Riyadh (AFP) - A university in Saudi Arabia has said it will open a driving school for women, in a first for the ultra-conservative country after a ban on women driving was lifted.
"Princess Nourah University is preparing to set up a driving school in cooperation with the relevant authorities," the women's university said on Saturday.
"This is the first such announcement following this week's order by King Salman to allow women to drive," it said.
Saudi Arabia on Tuesday said it would allow driving permits for women under a royal decree to take effect in June, sparking euphoria and disbelief among activists who long fought the ban.
The Gulf kingdom was the only country in the world to ban women from taking the wheel, and it was seen globally as a symbol of repression in the Gulf kingdom.
Princess Nourah University says it has more than 60,000 female students in Riyadh and other cities.
Tuesday's decision is expected to push women into the workforce and boost car sales, especially in the coming months before a scheduled imposition of a government value-added tax in January 2018.
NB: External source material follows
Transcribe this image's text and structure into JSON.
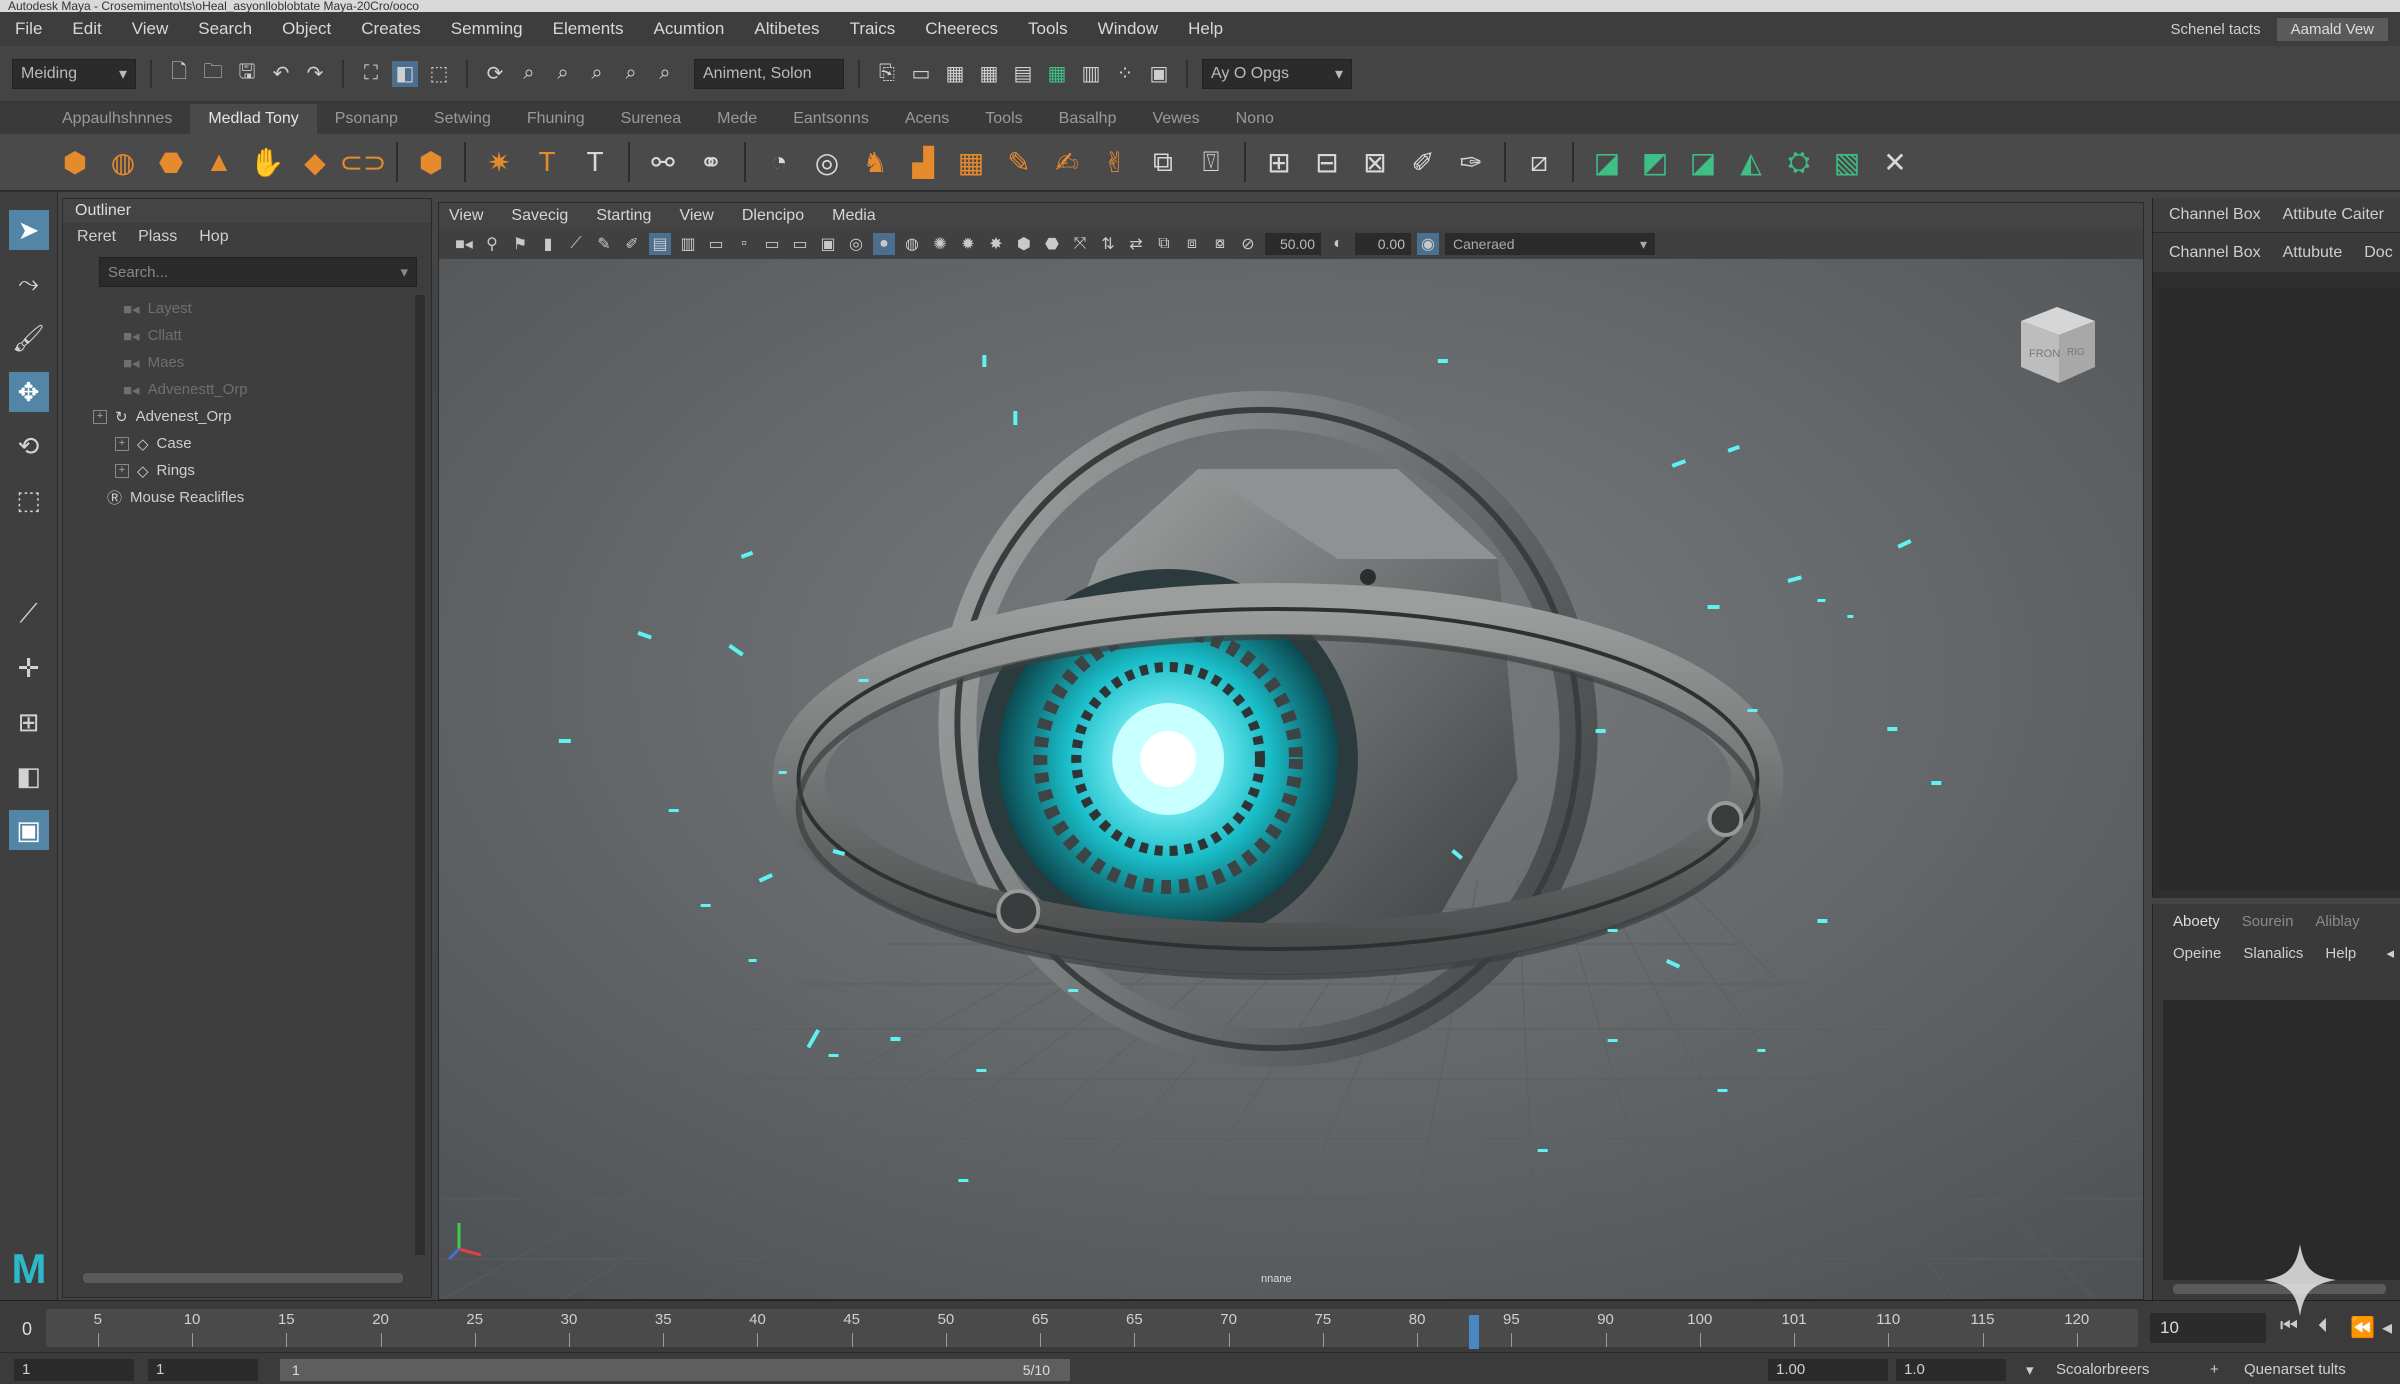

Car makers including Nissan, Chevrolet and Ford have rushed to congratulate Saudi women, as millions of women are expected to hit the road in the kingdom in coming years.